TASK DIRECTIONS: The response should be an exact repetition of all the entries.

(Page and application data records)
* * *

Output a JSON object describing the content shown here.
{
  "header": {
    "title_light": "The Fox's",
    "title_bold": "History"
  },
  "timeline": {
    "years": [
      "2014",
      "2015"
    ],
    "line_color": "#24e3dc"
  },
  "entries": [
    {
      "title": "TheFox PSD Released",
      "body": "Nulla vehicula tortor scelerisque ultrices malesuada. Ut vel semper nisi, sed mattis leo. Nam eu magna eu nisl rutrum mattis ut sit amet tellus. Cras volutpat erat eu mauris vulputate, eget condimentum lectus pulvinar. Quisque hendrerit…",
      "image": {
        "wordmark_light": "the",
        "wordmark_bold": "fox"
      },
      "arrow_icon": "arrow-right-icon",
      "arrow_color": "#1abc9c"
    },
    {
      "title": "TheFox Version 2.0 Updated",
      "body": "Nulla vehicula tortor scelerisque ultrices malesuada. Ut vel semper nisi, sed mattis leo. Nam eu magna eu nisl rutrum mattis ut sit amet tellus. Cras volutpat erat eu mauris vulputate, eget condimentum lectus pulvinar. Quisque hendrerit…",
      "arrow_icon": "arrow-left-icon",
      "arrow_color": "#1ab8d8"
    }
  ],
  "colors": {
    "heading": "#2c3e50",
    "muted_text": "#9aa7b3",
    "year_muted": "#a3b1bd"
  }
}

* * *

RESPONSE TO THE TASK:
Output a JSON object describing the content shown here.
{
  "header": {
    "title_light": "The Fox's",
    "title_bold": "History"
  },
  "timeline": {
    "years": [
      "2014",
      "2015"
    ],
    "line_color": "#24e3dc"
  },
  "entries": [
    {
      "title": "TheFox PSD Released",
      "body": "Nulla vehicula tortor scelerisque ultrices malesuada. Ut vel semper nisi, sed mattis leo. Nam eu magna eu nisl rutrum mattis ut sit amet tellus. Cras volutpat erat eu mauris vulputate, eget condimentum lectus pulvinar. Quisque hendrerit…",
      "image": {
        "wordmark_light": "the",
        "wordmark_bold": "fox"
      },
      "arrow_icon": "arrow-right-icon",
      "arrow_color": "#1abc9c"
    },
    {
      "title": "TheFox Version 2.0 Updated",
      "body": "Nulla vehicula tortor scelerisque ultrices malesuada. Ut vel semper nisi, sed mattis leo. Nam eu magna eu nisl rutrum mattis ut sit amet tellus. Cras volutpat erat eu mauris vulputate, eget condimentum lectus pulvinar. Quisque hendrerit…",
      "arrow_icon": "arrow-left-icon",
      "arrow_color": "#1ab8d8"
    }
  ],
  "colors": {
    "heading": "#2c3e50",
    "muted_text": "#9aa7b3",
    "year_muted": "#a3b1bd"
  }
}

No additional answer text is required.